# Detecting ground on GPIO and protect from positive voltage

I need to sense a logic low on the GPIO. The input will come from external resources (By end user) so I need to protect the circuit as well from high positive voltage. Generally the circuit will be used in places where I don't expect a voltage of more than 30 Volt. So from external input, it can be a ground (If user does it correct) or a max of 30 volt, in case user does a wrong wiring. Is this circuit going to be good enough?

simulate this circuit – Schematic created using CircuitLab

Please suggest if there is any mistake and if this can be simplified.

• I don't see how your circuit can possibly work. Can you explain how it is supposed to work? What does V1 0V supply represent? – Vince Patron Sep 5 '17 at 16:09
• Where is the "user input" in this diagram? – Ale..chenski Sep 5 '17 at 16:12
• In your scenario, is a grounded input equivalent to an unconnected floating input? – brhans Sep 5 '17 at 17:29
• V1 is the user input.. It can be anything between Ground or 0 to 30 V. I need to detect when it is grounded. I have updated the schematic, removed V1 and marked it as user input. – Rakesh Mehta Sep 5 '17 at 18:48

Why can't you just clamp the input and put a high resistance to keep the input current low, like this simple circuit?

simulate this circuit – Schematic created using CircuitLab

With 30V input, the resistor sees about 25V across it. 25V / 10k = 2.5 mA. Pretty small. Power dissipated would be 25^2 / 10k = 0.0625 Watts, quite small.

The GPIO input of most MCUs are CMOS so current is ideally 0. Realistically most datasheets will spec maybe 100 nA, so 10k would be low enough to certainly detect the logic state at the input.

The zener would also protect from user accidentally injecting negative voltage as well as ESD strikes.

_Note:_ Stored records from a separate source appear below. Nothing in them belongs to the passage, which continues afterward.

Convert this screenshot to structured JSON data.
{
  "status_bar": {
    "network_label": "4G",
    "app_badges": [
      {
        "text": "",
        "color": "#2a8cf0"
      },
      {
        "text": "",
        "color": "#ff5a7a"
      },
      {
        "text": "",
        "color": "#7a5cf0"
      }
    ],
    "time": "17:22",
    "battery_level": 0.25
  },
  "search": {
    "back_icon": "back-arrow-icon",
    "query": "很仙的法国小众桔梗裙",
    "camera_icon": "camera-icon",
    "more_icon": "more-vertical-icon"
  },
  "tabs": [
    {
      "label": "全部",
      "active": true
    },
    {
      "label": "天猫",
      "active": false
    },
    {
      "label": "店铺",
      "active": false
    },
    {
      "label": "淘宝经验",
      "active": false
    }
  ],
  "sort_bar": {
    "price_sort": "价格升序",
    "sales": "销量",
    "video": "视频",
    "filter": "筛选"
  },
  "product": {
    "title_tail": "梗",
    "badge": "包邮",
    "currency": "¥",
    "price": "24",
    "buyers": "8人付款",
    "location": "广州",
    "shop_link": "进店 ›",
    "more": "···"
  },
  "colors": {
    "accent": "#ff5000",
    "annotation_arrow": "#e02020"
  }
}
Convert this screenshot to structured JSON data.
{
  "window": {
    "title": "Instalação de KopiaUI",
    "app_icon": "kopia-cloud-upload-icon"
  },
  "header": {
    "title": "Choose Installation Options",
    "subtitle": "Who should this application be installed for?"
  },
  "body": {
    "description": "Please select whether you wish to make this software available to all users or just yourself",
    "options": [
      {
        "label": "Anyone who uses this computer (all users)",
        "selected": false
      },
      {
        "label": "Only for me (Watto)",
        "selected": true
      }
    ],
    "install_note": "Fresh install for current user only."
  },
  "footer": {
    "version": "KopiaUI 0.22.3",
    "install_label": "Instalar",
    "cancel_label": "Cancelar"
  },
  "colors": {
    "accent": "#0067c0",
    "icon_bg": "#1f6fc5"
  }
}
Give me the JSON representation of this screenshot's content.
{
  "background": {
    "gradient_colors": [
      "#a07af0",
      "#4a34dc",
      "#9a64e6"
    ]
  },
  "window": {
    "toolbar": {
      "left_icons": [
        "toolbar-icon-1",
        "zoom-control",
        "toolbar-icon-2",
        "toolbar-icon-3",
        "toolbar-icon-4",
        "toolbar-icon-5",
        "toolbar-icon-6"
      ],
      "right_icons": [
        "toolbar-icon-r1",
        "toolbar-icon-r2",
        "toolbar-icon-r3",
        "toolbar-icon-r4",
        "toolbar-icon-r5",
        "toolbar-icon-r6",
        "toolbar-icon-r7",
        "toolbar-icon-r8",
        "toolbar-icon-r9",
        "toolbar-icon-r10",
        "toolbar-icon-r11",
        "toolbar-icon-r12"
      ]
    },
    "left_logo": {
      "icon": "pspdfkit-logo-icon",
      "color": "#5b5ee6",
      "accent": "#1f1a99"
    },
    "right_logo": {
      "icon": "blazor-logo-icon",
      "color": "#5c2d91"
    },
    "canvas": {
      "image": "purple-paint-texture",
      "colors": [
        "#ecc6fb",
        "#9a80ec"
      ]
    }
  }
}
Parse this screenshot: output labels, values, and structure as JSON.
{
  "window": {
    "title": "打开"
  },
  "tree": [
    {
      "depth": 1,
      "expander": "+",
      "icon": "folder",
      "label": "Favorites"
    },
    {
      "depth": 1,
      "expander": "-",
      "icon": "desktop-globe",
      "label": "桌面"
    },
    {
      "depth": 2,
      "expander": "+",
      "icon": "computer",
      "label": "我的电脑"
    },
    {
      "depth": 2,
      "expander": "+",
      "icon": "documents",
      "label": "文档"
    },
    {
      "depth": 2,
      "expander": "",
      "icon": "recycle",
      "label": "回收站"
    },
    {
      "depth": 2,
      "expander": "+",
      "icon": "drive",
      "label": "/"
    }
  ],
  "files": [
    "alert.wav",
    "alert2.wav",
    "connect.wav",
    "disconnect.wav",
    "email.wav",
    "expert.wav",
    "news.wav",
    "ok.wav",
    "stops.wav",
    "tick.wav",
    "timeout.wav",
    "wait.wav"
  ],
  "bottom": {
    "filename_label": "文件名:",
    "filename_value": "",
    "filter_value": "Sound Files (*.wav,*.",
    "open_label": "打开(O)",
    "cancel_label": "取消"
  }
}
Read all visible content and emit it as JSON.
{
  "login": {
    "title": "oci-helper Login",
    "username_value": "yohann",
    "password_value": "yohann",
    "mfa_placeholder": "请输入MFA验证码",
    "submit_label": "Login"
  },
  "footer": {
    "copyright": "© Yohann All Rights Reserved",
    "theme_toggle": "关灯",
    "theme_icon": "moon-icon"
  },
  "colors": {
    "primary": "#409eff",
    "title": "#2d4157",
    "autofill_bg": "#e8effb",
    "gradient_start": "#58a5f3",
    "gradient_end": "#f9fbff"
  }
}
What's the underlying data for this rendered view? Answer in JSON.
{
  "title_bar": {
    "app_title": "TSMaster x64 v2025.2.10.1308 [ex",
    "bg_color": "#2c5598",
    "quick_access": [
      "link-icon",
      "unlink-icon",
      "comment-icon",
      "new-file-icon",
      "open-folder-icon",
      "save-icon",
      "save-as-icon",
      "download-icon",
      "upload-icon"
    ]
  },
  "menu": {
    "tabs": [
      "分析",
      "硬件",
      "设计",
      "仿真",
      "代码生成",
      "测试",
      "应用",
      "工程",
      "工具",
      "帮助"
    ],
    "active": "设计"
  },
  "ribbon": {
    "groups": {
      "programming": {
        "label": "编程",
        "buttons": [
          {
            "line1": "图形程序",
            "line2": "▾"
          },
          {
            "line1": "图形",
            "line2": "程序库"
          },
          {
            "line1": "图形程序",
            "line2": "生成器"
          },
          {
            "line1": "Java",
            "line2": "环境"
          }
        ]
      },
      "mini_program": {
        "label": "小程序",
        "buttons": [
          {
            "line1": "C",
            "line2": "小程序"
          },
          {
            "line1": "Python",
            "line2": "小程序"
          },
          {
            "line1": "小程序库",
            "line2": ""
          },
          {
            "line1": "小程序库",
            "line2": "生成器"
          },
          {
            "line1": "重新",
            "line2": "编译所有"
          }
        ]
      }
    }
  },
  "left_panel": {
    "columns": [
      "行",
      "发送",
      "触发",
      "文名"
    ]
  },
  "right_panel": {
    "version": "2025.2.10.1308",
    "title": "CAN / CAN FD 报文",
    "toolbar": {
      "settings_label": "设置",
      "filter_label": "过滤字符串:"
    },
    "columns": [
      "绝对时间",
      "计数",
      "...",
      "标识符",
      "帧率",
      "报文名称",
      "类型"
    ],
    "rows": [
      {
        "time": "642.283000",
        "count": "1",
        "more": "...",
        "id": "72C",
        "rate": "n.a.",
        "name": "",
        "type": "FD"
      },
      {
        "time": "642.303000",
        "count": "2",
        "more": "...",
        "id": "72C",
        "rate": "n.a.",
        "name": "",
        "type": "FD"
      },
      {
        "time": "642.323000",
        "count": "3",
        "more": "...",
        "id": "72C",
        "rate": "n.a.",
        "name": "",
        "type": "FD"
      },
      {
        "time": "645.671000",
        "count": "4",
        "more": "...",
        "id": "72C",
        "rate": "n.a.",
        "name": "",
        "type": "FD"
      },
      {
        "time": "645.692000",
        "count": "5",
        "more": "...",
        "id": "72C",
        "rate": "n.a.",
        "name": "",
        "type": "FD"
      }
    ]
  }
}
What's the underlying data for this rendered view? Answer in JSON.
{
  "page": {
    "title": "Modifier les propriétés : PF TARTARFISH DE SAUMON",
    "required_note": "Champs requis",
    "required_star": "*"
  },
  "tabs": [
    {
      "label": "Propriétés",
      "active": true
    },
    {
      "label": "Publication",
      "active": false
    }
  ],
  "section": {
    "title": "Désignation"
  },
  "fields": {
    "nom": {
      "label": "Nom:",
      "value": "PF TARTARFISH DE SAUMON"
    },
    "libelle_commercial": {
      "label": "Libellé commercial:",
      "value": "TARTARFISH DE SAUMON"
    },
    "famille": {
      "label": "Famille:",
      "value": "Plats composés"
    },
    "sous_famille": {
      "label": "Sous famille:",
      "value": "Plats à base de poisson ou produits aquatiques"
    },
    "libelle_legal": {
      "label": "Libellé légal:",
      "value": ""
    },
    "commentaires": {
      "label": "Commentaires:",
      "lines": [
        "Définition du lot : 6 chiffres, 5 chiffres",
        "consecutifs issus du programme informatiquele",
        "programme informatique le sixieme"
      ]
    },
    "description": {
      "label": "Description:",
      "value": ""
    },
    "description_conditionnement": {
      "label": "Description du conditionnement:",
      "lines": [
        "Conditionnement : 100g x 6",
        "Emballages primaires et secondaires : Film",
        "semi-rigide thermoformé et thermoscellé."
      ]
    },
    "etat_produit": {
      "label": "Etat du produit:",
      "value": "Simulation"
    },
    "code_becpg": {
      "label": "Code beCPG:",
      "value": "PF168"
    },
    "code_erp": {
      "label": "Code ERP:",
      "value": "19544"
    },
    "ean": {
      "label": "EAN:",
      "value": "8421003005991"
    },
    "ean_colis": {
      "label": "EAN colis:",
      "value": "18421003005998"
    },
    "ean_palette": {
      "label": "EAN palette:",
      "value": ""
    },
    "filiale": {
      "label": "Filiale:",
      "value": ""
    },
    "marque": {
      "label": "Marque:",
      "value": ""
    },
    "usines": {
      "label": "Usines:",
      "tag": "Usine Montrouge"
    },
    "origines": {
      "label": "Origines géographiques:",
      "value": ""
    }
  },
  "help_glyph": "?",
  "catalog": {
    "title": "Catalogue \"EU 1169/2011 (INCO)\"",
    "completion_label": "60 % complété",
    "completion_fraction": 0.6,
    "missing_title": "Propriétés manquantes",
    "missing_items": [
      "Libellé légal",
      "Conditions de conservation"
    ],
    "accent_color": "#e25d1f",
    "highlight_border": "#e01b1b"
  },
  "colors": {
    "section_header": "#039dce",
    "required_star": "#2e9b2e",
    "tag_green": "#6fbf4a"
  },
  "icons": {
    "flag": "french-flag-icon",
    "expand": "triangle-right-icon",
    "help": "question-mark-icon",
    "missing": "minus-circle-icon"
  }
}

• I want to sense ground and not a positive volt on the input. Just need to protect the input so that even user apply +V instead of ground my GPIO is safe... So the intention is to detect when user is applying ground to the input.. A floating input means I'll detect LOGIC HIGH on the GPIO – Rakesh Mehta Sep 5 '17 at 18:52
• Then add a weak pullup to this circuit. The point is that you don't need all that complexity in your circuit. – Vince Patron Sep 5 '17 at 18:55
• When 30V applied, what will be the zener current? Also are zener diodes quite dependable? I have heard many times that practically it does not work exactly as per it's breakdown voltage. Just looking for suggestion.. – Rakesh Mehta Sep 5 '17 at 19:00
• Sorry, discard my last message.. I looked incorrectly.. I treated left as input and right as output. :) So sorry... In floating input condition, if my GPIO is internally pulled up, it will detect logic high, right? – Rakesh Mehta Sep 5 '17 at 19:11
• Yes, CMOS inputs float. Some MCUs have a setting for "weak pullup", in which case, an open input will pull up and indicate high. Make sure you understand external circuit driving this. If you use weak pull and there is a long wire connecting input, it could pick up AC line voltage and give you 50 Hz or 60 Hz signal. You might need to do some SW filtering or apply external stronger pullups. Zener diodes are absolutely reliable. The problems are almost always from engineers who don't understand them. – Vince Patron Sep 5 '17 at 19:15

The answer is to use a simple diode.

simulate this circuit – Schematic created using CircuitLab

Yes, it's that simple. If your input is grounded, the GPIO will detect a logic zero. If it is above ~1V, it will detect a logic high. The voltage you can apply externally depends on the reverse breakdown voltage of the diode.

• Its difficult and quite costly to have a diode with reverse breakdown of 30V – Rakesh Mehta Sep 5 '17 at 19:04
• Sorry, I am wrong there.. 40V reverse breakdown diodes are cheap indeed. Looking at the data sheets.. I am such a dumb :) – Rakesh Mehta Sep 5 '17 at 19:06
• Just a question, when I am applying ground to the input, will it not be 0.7V at the GPIO? – Rakesh Mehta Sep 5 '17 at 19:09
• Yeah, but as a rule of thumb the µC will detect anything less than half of Vdd as low. – Janka Sep 5 '17 at 21:04